[Dataset records — start]

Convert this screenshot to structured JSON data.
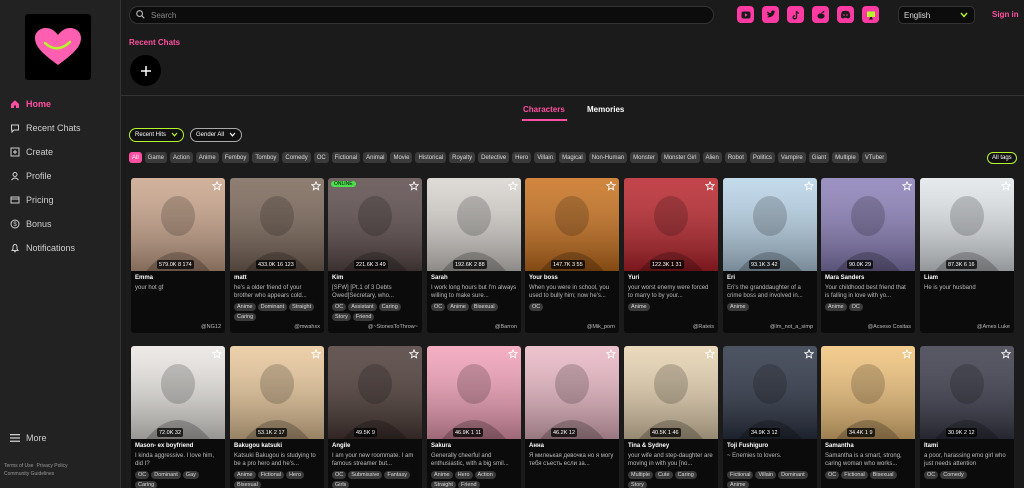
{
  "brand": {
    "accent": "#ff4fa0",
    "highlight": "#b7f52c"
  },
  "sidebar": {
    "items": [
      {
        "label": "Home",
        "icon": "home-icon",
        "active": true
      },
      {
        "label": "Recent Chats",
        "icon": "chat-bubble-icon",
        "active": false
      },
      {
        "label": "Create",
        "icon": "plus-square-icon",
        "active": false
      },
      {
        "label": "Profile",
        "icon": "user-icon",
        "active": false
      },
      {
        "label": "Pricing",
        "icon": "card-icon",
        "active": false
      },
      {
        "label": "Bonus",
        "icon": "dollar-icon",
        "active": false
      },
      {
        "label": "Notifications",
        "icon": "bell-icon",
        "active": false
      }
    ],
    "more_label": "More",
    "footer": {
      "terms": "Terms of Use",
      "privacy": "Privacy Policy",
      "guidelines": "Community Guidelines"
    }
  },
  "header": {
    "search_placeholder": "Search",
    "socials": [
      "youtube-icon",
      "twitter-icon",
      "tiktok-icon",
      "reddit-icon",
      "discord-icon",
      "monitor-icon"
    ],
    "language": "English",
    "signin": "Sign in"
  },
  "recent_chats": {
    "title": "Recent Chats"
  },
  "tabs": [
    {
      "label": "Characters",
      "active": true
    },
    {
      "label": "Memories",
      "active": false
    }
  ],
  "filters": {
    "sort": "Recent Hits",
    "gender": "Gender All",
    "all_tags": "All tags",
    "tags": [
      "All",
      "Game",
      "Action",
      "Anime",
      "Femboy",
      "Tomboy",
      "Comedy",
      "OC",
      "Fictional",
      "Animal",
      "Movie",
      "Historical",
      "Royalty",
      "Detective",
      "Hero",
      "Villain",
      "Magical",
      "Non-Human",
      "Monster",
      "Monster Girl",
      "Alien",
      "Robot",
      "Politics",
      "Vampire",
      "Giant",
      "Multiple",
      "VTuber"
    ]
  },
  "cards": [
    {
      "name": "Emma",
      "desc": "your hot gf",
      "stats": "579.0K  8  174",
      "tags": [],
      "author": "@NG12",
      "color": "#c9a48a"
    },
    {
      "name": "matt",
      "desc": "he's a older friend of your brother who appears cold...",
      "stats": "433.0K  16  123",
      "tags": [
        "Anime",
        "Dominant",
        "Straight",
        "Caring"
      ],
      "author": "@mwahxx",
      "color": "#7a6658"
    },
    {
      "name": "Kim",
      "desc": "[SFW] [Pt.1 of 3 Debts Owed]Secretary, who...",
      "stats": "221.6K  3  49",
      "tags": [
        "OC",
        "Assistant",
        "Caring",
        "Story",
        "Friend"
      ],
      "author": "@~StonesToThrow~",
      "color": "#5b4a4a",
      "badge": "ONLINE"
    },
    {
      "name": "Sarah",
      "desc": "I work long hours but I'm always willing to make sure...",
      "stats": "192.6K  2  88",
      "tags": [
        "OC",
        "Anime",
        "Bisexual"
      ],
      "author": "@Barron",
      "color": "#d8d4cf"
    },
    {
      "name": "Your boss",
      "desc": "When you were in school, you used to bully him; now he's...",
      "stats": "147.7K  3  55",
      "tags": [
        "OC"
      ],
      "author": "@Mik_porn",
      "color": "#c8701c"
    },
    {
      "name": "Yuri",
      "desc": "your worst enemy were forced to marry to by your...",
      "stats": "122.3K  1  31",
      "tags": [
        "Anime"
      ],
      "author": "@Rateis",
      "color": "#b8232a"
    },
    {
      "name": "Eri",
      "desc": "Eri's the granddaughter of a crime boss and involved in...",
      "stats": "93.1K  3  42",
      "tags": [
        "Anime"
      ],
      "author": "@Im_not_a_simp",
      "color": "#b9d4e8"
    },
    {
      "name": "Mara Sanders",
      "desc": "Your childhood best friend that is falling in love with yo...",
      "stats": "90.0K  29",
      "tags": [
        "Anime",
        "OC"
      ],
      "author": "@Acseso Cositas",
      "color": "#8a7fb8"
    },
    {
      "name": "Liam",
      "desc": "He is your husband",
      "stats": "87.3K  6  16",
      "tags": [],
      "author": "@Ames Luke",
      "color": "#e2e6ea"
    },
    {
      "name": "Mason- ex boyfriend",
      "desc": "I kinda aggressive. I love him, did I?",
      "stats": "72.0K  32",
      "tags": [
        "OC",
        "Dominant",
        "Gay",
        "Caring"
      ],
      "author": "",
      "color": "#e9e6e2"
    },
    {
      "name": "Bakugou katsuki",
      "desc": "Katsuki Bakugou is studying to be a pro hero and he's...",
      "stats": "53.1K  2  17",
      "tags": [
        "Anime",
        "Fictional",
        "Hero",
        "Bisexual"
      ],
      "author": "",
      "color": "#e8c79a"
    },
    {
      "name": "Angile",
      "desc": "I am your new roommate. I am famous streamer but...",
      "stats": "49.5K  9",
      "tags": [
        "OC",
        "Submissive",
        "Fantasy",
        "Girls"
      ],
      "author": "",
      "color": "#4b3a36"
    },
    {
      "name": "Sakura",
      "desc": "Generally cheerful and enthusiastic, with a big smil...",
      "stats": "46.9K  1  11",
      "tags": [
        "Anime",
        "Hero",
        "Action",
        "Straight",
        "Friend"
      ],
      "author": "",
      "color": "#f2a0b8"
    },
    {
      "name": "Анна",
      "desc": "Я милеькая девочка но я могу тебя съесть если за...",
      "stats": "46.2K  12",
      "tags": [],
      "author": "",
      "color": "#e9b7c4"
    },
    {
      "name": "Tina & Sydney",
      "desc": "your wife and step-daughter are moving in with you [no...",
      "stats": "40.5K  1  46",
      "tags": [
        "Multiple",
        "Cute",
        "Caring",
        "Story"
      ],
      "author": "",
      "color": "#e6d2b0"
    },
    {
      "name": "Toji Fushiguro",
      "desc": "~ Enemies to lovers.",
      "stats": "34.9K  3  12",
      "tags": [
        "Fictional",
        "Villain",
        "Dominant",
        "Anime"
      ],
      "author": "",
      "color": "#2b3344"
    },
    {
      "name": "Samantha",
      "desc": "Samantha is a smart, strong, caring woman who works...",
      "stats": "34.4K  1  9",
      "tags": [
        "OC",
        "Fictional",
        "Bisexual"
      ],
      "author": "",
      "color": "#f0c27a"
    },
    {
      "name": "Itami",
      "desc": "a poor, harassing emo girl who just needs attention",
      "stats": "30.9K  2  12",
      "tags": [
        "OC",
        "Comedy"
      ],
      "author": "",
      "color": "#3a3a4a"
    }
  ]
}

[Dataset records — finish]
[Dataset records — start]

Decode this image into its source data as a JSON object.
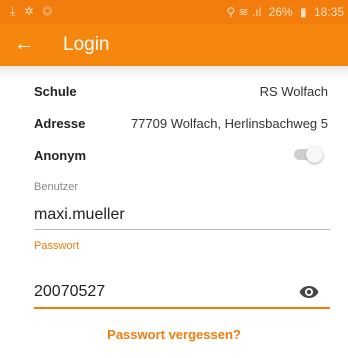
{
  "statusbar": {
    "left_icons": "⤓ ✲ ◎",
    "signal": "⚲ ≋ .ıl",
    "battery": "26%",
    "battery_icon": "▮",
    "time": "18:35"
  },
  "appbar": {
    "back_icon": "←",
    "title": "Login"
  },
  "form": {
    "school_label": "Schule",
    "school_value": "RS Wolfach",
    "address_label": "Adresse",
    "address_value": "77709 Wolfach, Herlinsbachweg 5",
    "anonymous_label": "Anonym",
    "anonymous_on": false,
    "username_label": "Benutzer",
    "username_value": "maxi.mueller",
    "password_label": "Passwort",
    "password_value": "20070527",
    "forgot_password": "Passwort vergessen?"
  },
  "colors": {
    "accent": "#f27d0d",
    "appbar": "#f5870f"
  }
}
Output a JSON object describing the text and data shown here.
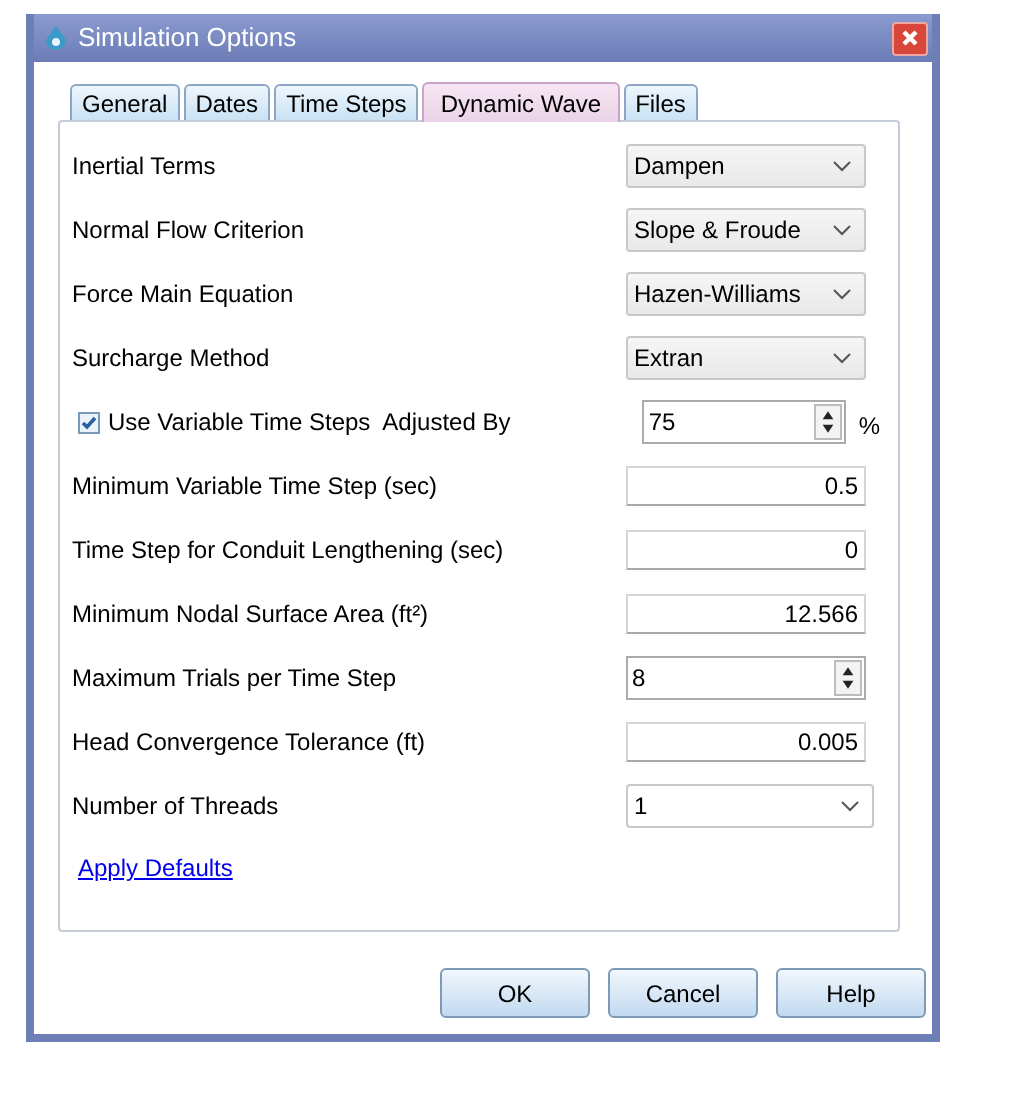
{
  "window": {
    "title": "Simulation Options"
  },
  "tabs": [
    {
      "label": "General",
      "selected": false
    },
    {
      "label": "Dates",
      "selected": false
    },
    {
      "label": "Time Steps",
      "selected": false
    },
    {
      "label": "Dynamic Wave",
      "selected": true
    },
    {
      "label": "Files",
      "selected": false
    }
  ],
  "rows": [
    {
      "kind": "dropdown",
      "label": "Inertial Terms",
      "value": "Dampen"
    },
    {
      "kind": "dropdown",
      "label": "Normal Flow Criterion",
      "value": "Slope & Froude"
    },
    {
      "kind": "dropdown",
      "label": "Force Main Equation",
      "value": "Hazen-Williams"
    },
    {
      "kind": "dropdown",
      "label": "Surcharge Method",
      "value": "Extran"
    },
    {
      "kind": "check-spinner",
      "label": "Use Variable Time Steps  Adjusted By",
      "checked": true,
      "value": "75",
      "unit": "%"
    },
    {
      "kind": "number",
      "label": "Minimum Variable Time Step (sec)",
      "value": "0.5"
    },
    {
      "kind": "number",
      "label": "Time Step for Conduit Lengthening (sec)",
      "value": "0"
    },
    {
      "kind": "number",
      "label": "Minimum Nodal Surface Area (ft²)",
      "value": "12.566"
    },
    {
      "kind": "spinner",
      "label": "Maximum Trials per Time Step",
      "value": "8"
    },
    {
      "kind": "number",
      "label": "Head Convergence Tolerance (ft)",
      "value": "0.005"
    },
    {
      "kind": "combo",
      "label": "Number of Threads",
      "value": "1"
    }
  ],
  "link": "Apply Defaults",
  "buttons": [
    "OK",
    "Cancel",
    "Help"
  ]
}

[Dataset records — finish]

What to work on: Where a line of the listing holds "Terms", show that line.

Written answer:
      "terms": "Terms of Use",
      "label": "Inertial Terms",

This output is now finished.